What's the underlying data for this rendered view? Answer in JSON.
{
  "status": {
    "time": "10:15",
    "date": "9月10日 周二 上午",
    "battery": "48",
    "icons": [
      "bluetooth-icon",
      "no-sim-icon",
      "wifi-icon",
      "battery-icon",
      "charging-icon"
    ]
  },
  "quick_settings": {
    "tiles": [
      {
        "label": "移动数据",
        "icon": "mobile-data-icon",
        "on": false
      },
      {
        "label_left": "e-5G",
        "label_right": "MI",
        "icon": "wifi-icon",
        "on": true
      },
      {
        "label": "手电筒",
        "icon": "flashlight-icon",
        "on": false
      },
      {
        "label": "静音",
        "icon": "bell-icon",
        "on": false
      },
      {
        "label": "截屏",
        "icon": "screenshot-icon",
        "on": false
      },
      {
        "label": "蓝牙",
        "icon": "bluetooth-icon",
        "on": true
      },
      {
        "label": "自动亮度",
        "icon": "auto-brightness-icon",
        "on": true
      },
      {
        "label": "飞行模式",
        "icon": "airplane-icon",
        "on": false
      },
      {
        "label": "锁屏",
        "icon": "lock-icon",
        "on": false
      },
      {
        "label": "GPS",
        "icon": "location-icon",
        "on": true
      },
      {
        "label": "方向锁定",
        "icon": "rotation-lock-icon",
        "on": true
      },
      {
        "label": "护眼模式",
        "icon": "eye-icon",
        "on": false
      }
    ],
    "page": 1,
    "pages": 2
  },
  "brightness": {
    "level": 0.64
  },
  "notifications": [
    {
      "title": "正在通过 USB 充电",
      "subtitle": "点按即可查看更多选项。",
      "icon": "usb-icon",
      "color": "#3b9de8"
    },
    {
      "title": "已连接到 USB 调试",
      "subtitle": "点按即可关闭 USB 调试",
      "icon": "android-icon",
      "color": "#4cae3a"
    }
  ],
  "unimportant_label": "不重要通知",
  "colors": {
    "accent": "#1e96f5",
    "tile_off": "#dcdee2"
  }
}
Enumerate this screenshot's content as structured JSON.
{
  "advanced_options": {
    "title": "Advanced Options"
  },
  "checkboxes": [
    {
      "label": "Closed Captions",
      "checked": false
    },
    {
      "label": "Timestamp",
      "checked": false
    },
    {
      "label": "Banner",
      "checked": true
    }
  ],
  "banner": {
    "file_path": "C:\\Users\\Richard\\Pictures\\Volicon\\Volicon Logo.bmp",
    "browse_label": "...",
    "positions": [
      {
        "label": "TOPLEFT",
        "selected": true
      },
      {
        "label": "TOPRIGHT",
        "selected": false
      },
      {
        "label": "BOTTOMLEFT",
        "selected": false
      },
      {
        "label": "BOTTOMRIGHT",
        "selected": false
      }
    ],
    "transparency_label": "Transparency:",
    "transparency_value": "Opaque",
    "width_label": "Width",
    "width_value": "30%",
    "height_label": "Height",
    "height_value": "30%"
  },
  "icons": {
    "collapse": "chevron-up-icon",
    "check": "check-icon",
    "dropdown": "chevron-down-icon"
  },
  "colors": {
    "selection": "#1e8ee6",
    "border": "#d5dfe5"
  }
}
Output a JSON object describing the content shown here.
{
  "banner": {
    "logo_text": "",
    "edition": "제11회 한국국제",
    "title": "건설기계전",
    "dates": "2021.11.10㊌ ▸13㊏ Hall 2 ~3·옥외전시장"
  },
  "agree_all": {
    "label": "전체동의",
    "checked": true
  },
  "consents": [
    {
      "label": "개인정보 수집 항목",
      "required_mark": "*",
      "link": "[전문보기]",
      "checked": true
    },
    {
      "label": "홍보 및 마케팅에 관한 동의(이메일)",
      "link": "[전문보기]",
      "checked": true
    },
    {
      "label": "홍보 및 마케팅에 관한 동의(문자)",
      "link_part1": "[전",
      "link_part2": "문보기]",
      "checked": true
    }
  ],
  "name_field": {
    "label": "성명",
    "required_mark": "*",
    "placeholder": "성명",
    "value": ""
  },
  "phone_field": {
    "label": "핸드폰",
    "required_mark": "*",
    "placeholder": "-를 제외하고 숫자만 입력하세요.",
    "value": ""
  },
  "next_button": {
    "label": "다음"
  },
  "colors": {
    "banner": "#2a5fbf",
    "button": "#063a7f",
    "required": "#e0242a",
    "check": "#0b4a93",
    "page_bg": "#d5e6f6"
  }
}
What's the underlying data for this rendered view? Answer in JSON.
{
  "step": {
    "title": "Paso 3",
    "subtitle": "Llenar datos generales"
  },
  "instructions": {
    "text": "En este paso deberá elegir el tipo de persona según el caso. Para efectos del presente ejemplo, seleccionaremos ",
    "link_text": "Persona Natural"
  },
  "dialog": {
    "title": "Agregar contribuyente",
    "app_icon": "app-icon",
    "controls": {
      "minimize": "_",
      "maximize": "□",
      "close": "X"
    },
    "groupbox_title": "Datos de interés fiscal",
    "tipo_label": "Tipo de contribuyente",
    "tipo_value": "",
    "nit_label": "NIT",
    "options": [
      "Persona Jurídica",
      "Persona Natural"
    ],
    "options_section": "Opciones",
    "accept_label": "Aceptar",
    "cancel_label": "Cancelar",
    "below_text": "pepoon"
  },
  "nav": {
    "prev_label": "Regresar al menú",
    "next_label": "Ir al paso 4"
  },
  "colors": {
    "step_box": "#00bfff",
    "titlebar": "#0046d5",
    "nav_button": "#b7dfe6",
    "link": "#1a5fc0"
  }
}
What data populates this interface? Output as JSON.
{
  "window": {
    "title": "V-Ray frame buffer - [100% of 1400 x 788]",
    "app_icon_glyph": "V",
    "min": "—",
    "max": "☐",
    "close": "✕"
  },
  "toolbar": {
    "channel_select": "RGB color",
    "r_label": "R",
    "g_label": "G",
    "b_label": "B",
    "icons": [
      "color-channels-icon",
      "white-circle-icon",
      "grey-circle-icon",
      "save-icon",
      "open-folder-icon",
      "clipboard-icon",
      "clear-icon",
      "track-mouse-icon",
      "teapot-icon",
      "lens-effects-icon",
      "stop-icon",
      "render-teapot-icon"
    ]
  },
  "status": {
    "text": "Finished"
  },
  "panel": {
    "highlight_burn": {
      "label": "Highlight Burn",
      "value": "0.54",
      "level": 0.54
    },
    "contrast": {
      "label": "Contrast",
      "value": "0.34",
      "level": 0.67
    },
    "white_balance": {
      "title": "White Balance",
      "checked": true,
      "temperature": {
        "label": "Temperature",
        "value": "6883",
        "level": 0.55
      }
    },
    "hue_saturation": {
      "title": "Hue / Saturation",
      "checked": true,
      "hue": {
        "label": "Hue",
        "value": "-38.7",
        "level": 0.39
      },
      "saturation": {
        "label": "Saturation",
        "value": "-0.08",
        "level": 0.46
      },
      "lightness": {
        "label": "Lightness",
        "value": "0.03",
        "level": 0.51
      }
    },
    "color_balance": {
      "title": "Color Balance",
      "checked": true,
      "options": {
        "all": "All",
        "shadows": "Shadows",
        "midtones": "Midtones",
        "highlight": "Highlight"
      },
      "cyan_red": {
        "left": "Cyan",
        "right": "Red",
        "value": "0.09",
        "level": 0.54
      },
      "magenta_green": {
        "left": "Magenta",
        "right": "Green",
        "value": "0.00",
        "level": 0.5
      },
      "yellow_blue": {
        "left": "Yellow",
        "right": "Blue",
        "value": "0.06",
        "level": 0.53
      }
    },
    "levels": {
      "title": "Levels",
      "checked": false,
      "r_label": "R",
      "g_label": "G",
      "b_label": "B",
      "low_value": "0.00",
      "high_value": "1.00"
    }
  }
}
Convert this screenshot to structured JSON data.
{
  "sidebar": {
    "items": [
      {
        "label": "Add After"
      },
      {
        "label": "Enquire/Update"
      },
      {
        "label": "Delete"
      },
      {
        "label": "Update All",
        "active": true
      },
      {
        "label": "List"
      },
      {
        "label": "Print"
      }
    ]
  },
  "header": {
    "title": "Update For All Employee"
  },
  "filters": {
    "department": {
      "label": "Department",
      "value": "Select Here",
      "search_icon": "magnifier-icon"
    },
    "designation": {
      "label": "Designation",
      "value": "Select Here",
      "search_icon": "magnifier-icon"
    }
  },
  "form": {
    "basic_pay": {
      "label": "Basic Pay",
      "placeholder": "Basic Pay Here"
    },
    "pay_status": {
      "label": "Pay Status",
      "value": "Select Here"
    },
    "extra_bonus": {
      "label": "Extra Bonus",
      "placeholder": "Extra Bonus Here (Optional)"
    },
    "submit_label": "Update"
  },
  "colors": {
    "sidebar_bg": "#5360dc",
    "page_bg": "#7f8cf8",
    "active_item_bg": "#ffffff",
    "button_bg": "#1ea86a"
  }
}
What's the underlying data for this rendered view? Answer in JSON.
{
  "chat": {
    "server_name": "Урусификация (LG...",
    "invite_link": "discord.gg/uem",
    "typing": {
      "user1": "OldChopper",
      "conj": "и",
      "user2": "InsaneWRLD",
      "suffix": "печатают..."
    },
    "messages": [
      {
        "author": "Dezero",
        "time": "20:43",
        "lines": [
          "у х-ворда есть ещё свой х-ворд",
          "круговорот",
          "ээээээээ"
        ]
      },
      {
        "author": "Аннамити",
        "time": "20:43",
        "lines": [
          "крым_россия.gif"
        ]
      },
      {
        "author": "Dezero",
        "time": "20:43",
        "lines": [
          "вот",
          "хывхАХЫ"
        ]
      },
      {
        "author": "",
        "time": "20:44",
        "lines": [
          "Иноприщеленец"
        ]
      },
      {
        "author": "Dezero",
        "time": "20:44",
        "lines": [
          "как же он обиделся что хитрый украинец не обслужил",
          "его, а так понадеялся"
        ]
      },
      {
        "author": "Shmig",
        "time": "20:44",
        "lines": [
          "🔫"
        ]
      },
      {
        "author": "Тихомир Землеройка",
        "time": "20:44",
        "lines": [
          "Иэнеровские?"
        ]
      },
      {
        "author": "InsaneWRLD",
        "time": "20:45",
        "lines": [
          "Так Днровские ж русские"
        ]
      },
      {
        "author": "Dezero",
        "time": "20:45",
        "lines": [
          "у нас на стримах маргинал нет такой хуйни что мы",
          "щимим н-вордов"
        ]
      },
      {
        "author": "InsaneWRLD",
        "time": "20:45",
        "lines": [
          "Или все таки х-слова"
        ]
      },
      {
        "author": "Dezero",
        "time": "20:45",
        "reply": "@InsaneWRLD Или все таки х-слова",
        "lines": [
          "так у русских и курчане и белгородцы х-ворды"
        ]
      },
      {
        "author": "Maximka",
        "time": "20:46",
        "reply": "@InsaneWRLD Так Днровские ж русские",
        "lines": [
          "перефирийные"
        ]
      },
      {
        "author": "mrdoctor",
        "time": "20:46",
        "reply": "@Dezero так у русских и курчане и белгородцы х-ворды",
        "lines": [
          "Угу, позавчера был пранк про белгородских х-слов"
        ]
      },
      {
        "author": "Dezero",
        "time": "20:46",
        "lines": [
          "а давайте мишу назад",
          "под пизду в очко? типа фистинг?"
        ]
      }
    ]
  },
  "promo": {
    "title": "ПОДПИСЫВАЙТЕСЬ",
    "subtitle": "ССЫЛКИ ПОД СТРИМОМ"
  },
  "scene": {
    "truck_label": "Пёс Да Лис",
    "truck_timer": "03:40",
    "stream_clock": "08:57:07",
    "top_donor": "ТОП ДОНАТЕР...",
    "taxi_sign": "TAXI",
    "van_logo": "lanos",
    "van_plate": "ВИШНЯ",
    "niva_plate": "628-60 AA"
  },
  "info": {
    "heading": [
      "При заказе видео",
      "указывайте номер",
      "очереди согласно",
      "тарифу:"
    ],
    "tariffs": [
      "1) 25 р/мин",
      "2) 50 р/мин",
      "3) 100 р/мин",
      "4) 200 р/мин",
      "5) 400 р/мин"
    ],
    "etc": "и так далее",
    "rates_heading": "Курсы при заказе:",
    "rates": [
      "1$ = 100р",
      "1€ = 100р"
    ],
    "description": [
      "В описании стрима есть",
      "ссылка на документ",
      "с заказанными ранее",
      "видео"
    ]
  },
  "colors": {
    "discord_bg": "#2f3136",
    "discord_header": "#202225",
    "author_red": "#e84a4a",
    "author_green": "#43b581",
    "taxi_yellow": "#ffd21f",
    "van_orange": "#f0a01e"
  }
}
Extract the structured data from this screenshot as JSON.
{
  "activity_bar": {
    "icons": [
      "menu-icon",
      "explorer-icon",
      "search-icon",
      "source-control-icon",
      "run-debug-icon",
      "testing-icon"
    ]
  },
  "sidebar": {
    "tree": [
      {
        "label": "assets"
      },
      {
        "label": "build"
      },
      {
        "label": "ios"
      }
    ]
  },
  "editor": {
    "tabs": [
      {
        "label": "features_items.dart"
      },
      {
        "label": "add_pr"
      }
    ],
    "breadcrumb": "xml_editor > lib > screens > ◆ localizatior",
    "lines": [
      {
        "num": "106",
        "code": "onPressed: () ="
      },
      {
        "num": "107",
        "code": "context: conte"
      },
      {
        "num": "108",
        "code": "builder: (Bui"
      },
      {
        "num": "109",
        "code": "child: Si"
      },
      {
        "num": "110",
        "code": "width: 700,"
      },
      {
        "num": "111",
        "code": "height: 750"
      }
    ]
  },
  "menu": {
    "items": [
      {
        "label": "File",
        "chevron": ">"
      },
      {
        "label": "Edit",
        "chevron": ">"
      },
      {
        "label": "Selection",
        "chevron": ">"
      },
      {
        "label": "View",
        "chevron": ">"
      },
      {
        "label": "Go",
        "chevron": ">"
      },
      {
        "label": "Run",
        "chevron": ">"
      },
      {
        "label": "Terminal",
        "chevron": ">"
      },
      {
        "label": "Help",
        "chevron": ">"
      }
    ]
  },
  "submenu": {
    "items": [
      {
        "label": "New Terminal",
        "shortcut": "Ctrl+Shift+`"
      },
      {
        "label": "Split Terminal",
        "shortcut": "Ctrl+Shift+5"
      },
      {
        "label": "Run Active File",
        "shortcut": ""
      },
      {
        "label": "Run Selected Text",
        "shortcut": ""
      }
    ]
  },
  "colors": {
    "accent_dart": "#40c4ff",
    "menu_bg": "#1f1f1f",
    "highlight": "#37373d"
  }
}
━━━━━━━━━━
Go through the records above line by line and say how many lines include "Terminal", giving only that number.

3